Dar es Salaam — At least 95 bureau de change operators in Tanzania have closed shop in the last six months after failing to meet new operating licensing requirements.
In June last year, the central Bank of Tanzania (BoT) reviewed the capital and modus operandi for all bureau de change operators in the country - and gave them till December 31, 2017 to reapply for business licences under the new arrangements.
The BoT raised the minimum capital threshold for bureau de change operators from Sh100 million to Sh300 million for Class-A licence, and from Sh250 million to Sh1 billion for a Class-B licence. It also increased the non-interest bearing deposit from $50,000 to $100,000.
The new operational conditions also require that no person is allowed to have interest in more than one bureau - and that, at least two-thirds of the required capital should be in the form of cash.
In addition, bureaux operators are obliged to demonstrate the authenticity of the source of the funds that are to be invested in the bureaux.

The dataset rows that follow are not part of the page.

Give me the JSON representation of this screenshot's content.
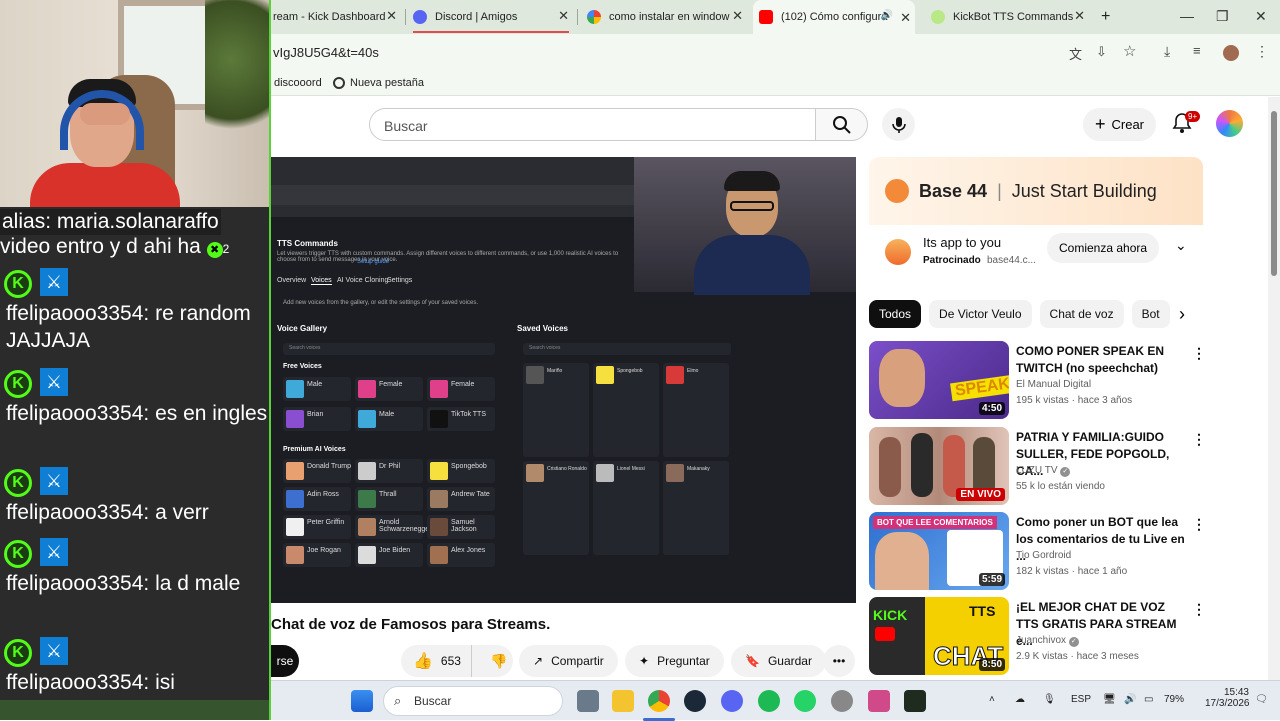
{
  "browser": {
    "tabs": [
      {
        "label": "ream - Kick Dashboard",
        "color": "#53fc18",
        "active": false
      },
      {
        "label": "Discord | Amigos",
        "color": "#5865f2",
        "active": false
      },
      {
        "label": "como instalar en window",
        "color": "#4285f4",
        "active": false
      },
      {
        "label": "(102) Cómo configura",
        "color": "#ff0000",
        "active": true
      },
      {
        "label": "KickBot TTS Commands",
        "color": "#b8e986",
        "active": false
      }
    ],
    "new_tab": "+",
    "url": "vIgJ8U5G4&t=40s",
    "bookmarks": [
      "discooord",
      "Nueva pestaña"
    ]
  },
  "overlay": {
    "alias_line1": "alias: maria.solanaraffo",
    "alias_line2": "video entro y d ahi ha",
    "alias_count": "2",
    "messages": [
      {
        "user": "ffelipaooo3354:",
        "text": "re random JAJJAJA"
      },
      {
        "user": "ffelipaooo3354:",
        "text": "es en ingles"
      },
      {
        "user": "ffelipaooo3354:",
        "text": "a verr"
      },
      {
        "user": "ffelipaooo3354:",
        "text": "la d male"
      },
      {
        "user": "ffelipaooo3354:",
        "text": "isi"
      }
    ],
    "badge_letter": "K"
  },
  "youtube": {
    "search_placeholder": "Buscar",
    "create_label": "Crear",
    "notif_count": "9+",
    "video_title": "Chat de voz de Famosos para Streams.",
    "subscribe_label": "rse",
    "likes": "653",
    "share_label": "Compartir",
    "ask_label": "Preguntar",
    "save_label": "Guardar",
    "ad": {
      "brand": "Base 44",
      "tagline": "Just Start Building",
      "title": "Its app to you",
      "sponsored": "Patrocinado",
      "domain": "base44.c...",
      "cta": "Comienza ahora"
    },
    "chips": [
      "Todos",
      "De Victor Veulo",
      "Chat de voz",
      "Bot"
    ],
    "recommendations": [
      {
        "title": "COMO PONER SPEAK EN TWITCH (no speechchat)",
        "channel": "El Manual Digital",
        "meta": "195 k vistas · hace 3 años",
        "badge": "4:50",
        "live": false,
        "thumb": "#5b3b8a"
      },
      {
        "title": "PATRIA Y FAMILIA:GUIDO SULLER, FEDE POPGOLD, CA...",
        "channel": "LUZU TV",
        "meta": "55 k lo están viendo",
        "badge": "EN VIVO",
        "live": true,
        "thumb": "#c7a79a"
      },
      {
        "title": "Como poner un BOT que lea los comentarios de tu Live en ...",
        "channel": "Tio Gordroid",
        "meta": "182 k vistas · hace 1 año",
        "badge": "5:59",
        "live": false,
        "thumb": "#3a7bd5"
      },
      {
        "title": "¡EL MEJOR CHAT DE VOZ TTS GRATIS PARA STREAM e...",
        "channel": "Juanchivox",
        "meta": "2.9 K vistas · hace 3 meses",
        "badge": "8:50",
        "live": false,
        "thumb": "#e8c21a"
      }
    ],
    "in_video": {
      "heading": "TTS Commands",
      "description": "Let viewers trigger TTS with custom commands. Assign different voices to different commands, or use 1,000 realistic AI voices to choose from to send messages in your voice.",
      "setup": "Setup guide",
      "tabs": [
        "Overview",
        "Voices",
        "AI Voice Cloning",
        "Settings"
      ],
      "hint": "Add new voices from the gallery, or edit the settings of your saved voices.",
      "gallery_title": "Voice Gallery",
      "saved_title": "Saved Voices",
      "search_voices": "Search voices",
      "free_voices": "Free Voices",
      "premium_voices": "Premium AI Voices",
      "free": [
        "Male",
        "Female",
        "Female",
        "Brian",
        "Male",
        "TikTok TTS"
      ],
      "premium": [
        "Donald Trump",
        "Dr Phil",
        "Spongebob",
        "Adin Ross",
        "Thrall",
        "Andrew Tate",
        "Peter Griffin",
        "Arnold Schwarzenegger",
        "Samuel Jackson",
        "Joe Rogan",
        "Joe Biden",
        "Alex Jones"
      ],
      "saved": [
        "Mariño",
        "Spongebob",
        "Elmo",
        "Cristiano Ronaldo",
        "Lionel Messi",
        "Makanaky"
      ]
    }
  },
  "taskbar": {
    "search": "Buscar",
    "lang": "ESP",
    "battery": "79%",
    "time": "15:43",
    "date": "17/3/2026"
  }
}
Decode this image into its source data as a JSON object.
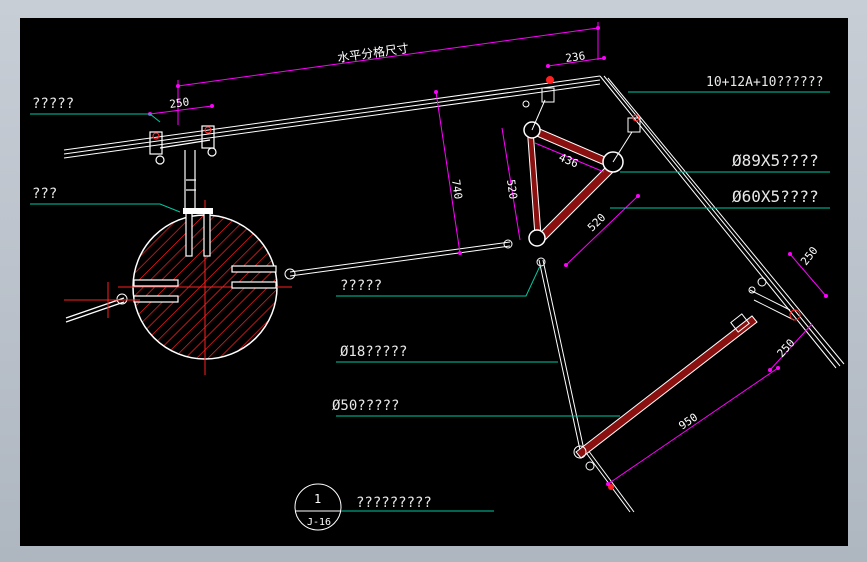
{
  "colors": {
    "background": "#000000",
    "frame": "#b9c1cb",
    "structure": "#ffffff",
    "dimension": "#ff00ff",
    "leader": "#00c8a0",
    "hatch": "#ff2020",
    "member_fill": "#8a1010",
    "text": "#e8e8e8",
    "callout_text": "#00ffff"
  },
  "dimensions": {
    "top_span": "水平分格尺寸",
    "d236": "236",
    "d250_left": "250",
    "d740": "740",
    "d520_vertical": "520",
    "d436": "436",
    "d520_diag": "520",
    "d250_right_top": "250",
    "d250_right_mid": "250",
    "d950": "950"
  },
  "callouts": {
    "glass_spec": "10+12A+10??????",
    "left_top_label": "?????",
    "left_mid_label": "???",
    "tube89": "Ø89X5????",
    "tube60": "Ø60X5????",
    "center_label": "?????",
    "rod18": "Ø18?????",
    "rod50": "Ø50?????"
  },
  "title_block": {
    "number": "1",
    "sheet": "J-16",
    "title": "?????????"
  }
}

Finally, bureau de change outlets are now also required to be fitted with CCTV cameras.
"Out of the 297 bureau de change outlets that were eligible to apply for relicensing when the exercise started, 233 submitted applications requesting relicensing or closing operations. The remaining 64 did not submit any request by the set deadline," the BoT director for banking supervision, Mr Kened Nyoni, told The Citizen over the weekend.
Mr Nyoni also revealed that 31 out of the 233 bureaux de change operators who submitted applications opted for closure of business - thus making a total of 95 operators closing shop.
In the event, the central bank officially revoked the licences of the 95 entities on January 2, 2018.
"So far, 64 individual bureaux have obtained approval and the remaining 138 applications are undergoing processing - largely because their applications were received close to the deadline," Mr Nyoni explained.
The 64 operators who have already been relicensed consist of 42 head offices and 26 branches, thereby making a total of 68 outlets countrywide, he noted.
However, there are some operators among the 138 who have not yet submitted the requisite documents to facilitate the review process.
In that regard, BoT has given them till January 31 this year to ensure that they submit all the required documents to enable completion of relicensing process.
"During this (grace) period, the bureaux are allowed to continue with their operations," Mr Nyoni told The Citizen in an e-mail response to follow-up questions.
The decision to review the licensing conditions for bureaux de change operators was taken as part of efforts to ensure that the bureaux are not used as a conduit for financing illicit drug trafficking and money laundering.